Start of Block

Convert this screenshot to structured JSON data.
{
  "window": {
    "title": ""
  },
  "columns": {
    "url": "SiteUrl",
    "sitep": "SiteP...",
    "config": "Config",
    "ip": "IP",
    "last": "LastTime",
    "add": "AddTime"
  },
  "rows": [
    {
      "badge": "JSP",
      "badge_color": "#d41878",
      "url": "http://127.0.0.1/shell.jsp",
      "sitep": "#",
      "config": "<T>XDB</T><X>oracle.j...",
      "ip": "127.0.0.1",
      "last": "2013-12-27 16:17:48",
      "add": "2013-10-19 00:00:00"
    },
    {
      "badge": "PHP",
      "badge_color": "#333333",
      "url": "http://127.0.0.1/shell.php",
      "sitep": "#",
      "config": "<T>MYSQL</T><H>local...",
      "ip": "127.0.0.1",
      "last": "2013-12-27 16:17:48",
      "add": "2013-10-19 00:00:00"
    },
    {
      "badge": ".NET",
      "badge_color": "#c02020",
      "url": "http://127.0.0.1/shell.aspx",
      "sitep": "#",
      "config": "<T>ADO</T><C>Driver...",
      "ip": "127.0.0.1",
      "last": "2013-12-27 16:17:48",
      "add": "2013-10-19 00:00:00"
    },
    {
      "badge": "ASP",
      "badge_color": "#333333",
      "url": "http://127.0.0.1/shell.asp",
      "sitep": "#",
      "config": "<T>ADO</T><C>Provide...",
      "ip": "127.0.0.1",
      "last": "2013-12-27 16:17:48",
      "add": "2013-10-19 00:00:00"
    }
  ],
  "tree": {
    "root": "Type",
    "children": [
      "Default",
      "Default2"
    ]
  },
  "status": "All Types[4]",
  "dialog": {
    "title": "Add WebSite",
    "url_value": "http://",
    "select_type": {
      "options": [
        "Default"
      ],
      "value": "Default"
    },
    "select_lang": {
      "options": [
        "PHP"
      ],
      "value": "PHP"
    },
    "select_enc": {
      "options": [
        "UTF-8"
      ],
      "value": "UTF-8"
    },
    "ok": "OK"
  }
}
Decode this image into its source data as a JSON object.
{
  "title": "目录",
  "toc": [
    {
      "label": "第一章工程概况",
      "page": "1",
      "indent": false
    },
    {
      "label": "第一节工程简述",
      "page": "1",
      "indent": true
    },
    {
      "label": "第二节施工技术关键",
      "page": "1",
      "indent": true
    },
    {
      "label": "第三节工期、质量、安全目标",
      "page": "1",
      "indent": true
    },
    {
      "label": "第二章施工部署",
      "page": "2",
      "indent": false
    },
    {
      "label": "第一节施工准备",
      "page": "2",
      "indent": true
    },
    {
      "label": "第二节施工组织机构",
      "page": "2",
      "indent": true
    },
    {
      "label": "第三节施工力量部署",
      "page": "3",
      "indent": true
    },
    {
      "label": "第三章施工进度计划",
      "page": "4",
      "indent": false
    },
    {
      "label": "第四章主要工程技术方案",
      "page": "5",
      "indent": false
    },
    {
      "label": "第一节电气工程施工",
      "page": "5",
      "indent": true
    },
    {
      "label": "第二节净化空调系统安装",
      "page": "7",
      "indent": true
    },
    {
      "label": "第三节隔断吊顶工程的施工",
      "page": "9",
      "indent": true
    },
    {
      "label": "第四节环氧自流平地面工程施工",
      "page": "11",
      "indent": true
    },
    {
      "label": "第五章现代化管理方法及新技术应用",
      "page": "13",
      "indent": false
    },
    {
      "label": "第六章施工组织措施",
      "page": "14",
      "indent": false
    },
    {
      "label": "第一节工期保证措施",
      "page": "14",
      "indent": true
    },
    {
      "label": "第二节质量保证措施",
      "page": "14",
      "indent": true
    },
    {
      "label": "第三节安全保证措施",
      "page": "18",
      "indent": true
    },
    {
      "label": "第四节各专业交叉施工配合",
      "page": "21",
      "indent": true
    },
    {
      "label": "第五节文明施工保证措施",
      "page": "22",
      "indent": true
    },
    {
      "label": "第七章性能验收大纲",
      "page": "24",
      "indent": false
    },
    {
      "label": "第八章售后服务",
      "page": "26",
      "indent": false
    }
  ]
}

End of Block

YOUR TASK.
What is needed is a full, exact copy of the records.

TASK ANSWER.
Convert this screenshot to structured JSON data.
{
  "window": {
    "title": ""
  },
  "columns": {
    "url": "SiteUrl",
    "sitep": "SiteP...",
    "config": "Config",
    "ip": "IP",
    "last": "LastTime",
    "add": "AddTime"
  },
  "rows": [
    {
      "badge": "JSP",
      "badge_color": "#d41878",
      "url": "http://127.0.0.1/shell.jsp",
      "sitep": "#",
      "config": "<T>XDB</T><X>oracle.j...",
      "ip": "127.0.0.1",
      "last": "2013-12-27 16:17:48",
      "add": "2013-10-19 00:00:00"
    },
    {
      "badge": "PHP",
      "badge_color": "#333333",
      "url": "http://127.0.0.1/shell.php",
      "sitep": "#",
      "config": "<T>MYSQL</T><H>local...",
      "ip": "127.0.0.1",
      "last": "2013-12-27 16:17:48",
      "add": "2013-10-19 00:00:00"
    },
    {
      "badge": ".NET",
      "badge_color": "#c02020",
      "url": "http://127.0.0.1/shell.aspx",
      "sitep": "#",
      "config": "<T>ADO</T><C>Driver...",
      "ip": "127.0.0.1",
      "last": "2013-12-27 16:17:48",
      "add": "2013-10-19 00:00:00"
    },
    {
      "badge": "ASP",
      "badge_color": "#333333",
      "url": "http://127.0.0.1/shell.asp",
      "sitep": "#",
      "config": "<T>ADO</T><C>Provide...",
      "ip": "127.0.0.1",
      "last": "2013-12-27 16:17:48",
      "add": "2013-10-19 00:00:00"
    }
  ],
  "tree": {
    "root": "Type",
    "children": [
      "Default",
      "Default2"
    ]
  },
  "status": "All Types[4]",
  "dialog": {
    "title": "Add WebSite",
    "url_value": "http://",
    "select_type": {
      "options": [
        "Default"
      ],
      "value": "Default"
    },
    "select_lang": {
      "options": [
        "PHP"
      ],
      "value": "PHP"
    },
    "select_enc": {
      "options": [
        "UTF-8"
      ],
      "value": "UTF-8"
    },
    "ok": "OK"
  }
}
Decode this image into its source data as a JSON object.
{
  "title": "目录",
  "toc": [
    {
      "label": "第一章工程概况",
      "page": "1",
      "indent": false
    },
    {
      "label": "第一节工程简述",
      "page": "1",
      "indent": true
    },
    {
      "label": "第二节施工技术关键",
      "page": "1",
      "indent": true
    },
    {
      "label": "第三节工期、质量、安全目标",
      "page": "1",
      "indent": true
    },
    {
      "label": "第二章施工部署",
      "page": "2",
      "indent": false
    },
    {
      "label": "第一节施工准备",
      "page": "2",
      "indent": true
    },
    {
      "label": "第二节施工组织机构",
      "page": "2",
      "indent": true
    },
    {
      "label": "第三节施工力量部署",
      "page": "3",
      "indent": true
    },
    {
      "label": "第三章施工进度计划",
      "page": "4",
      "indent": false
    },
    {
      "label": "第四章主要工程技术方案",
      "page": "5",
      "indent": false
    },
    {
      "label": "第一节电气工程施工",
      "page": "5",
      "indent": true
    },
    {
      "label": "第二节净化空调系统安装",
      "page": "7",
      "indent": true
    },
    {
      "label": "第三节隔断吊顶工程的施工",
      "page": "9",
      "indent": true
    },
    {
      "label": "第四节环氧自流平地面工程施工",
      "page": "11",
      "indent": true
    },
    {
      "label": "第五章现代化管理方法及新技术应用",
      "page": "13",
      "indent": false
    },
    {
      "label": "第六章施工组织措施",
      "page": "14",
      "indent": false
    },
    {
      "label": "第一节工期保证措施",
      "page": "14",
      "indent": true
    },
    {
      "label": "第二节质量保证措施",
      "page": "14",
      "indent": true
    },
    {
      "label": "第三节安全保证措施",
      "page": "18",
      "indent": true
    },
    {
      "label": "第四节各专业交叉施工配合",
      "page": "21",
      "indent": true
    },
    {
      "label": "第五节文明施工保证措施",
      "page": "22",
      "indent": true
    },
    {
      "label": "第七章性能验收大纲",
      "page": "24",
      "indent": false
    },
    {
      "label": "第八章售后服务",
      "page": "26",
      "indent": false
    }
  ]
}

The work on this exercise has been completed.